“An ability to work well with others” has appeared on every single job description I have ever worked on, from Junior roles to Director level positions, teamwork-related questions are the most common of all of the behavioral interview questions. So, be prepared for it and get motivated to shine and demonstrate your teamwork strengths.
What will your answer be next time you are asked “Are you a team player?”
I suggest you use the S.T.A.R. format to structure a compelling team success story:
- S/T (Situation/Task) – Take 1 – 2 minutes to give a little background information to set the context for your story. Keep this short and sweet while still giving a sense of the importance and scope of the project.
- A (Approach) – Here you should elaborate on the key actions that you took. Try make the focus on working happily and productively with others. This is your chance to demonstrate how you collaborated with and/or managed people across a team. Share just enough details to get a sense of what you did and why it was impressive. Illustrate how you were able to work under pressure, communicate diplomatically, and meet a tough deadline.

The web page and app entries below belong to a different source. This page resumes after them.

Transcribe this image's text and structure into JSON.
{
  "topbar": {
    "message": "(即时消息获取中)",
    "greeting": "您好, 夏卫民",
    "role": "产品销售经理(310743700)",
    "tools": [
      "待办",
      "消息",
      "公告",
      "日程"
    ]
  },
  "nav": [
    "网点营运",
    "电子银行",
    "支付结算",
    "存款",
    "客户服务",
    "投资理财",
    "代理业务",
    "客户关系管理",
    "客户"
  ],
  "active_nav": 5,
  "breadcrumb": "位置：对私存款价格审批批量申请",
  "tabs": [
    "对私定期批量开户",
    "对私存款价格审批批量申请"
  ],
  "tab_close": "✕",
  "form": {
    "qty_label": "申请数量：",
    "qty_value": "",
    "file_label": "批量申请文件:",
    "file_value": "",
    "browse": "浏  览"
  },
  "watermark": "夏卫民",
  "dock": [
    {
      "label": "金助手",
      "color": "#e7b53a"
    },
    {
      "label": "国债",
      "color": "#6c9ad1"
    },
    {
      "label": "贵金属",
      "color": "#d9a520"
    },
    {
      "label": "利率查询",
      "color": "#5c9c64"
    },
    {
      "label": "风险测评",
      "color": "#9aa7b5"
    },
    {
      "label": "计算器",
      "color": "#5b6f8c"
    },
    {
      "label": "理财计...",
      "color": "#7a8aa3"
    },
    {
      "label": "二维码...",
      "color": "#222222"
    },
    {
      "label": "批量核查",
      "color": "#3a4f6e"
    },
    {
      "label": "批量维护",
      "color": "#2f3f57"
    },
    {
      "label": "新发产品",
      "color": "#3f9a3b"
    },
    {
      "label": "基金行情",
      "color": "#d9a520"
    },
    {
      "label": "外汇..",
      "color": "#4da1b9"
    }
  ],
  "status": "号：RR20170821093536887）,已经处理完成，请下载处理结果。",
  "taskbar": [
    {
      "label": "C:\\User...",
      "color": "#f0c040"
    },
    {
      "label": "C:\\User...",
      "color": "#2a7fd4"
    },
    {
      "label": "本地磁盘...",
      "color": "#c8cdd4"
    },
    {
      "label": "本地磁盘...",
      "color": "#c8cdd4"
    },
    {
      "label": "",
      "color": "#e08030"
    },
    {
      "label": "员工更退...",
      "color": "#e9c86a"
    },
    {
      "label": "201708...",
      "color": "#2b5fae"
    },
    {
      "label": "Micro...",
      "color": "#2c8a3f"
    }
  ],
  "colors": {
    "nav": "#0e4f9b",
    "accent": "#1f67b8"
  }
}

Make sure that you are playing up the “team” aspects of the project. Describe who you collaborated with and what steps you took to make the team dynamics work. Be careful not to take all the credit for a team effort – give credit to others, where credit is due. At the same time, look for ways to mention other strengths that you demonstrated.
- R (Results) – And now, for the happy ending: Wrap up your answer by describing the positive results of your actions. Was the project a success? Did you meet a tight deadline? Solve the problem?
Now, if you haven’t had much success or experience with team work – here are some suggestions on how to work towards becoming more of a team player:
- Look for ways to produce better, faster, easier and bigger results. Always ask yourself: “how can this situation be improved?” and “what can I do to make it better?”
- Try instilling confidence in your team members that you are actively engaged. Prove to them that they can really count on you.
- Learn your company values and take responsibility for the overall experience that your company is trying to create.
- Don’t be afraid to ask questions to ensure you are clear on the specific results you’re working towards achieving.
- Be willing to go outside of your comfort zone to consider new ideas and opportunities
- Learn how best to communicate with all the personalities around you – don’t assume everyone communicates the same way you do. Find what works best for you and them.
- Enhance your perspective – recognize that others may see a situation differently to you, so it’s best to try understand each person’s point of view.
- Be willing to learn – especially from mistakes or constructive criticism – this is your chance to learn from less than ideal outcomes, and get smarter for next time.
Take time to prepare for your interview by thinking about this and other challenging interview questions.
For any questions or advice please reach me at email@example.com.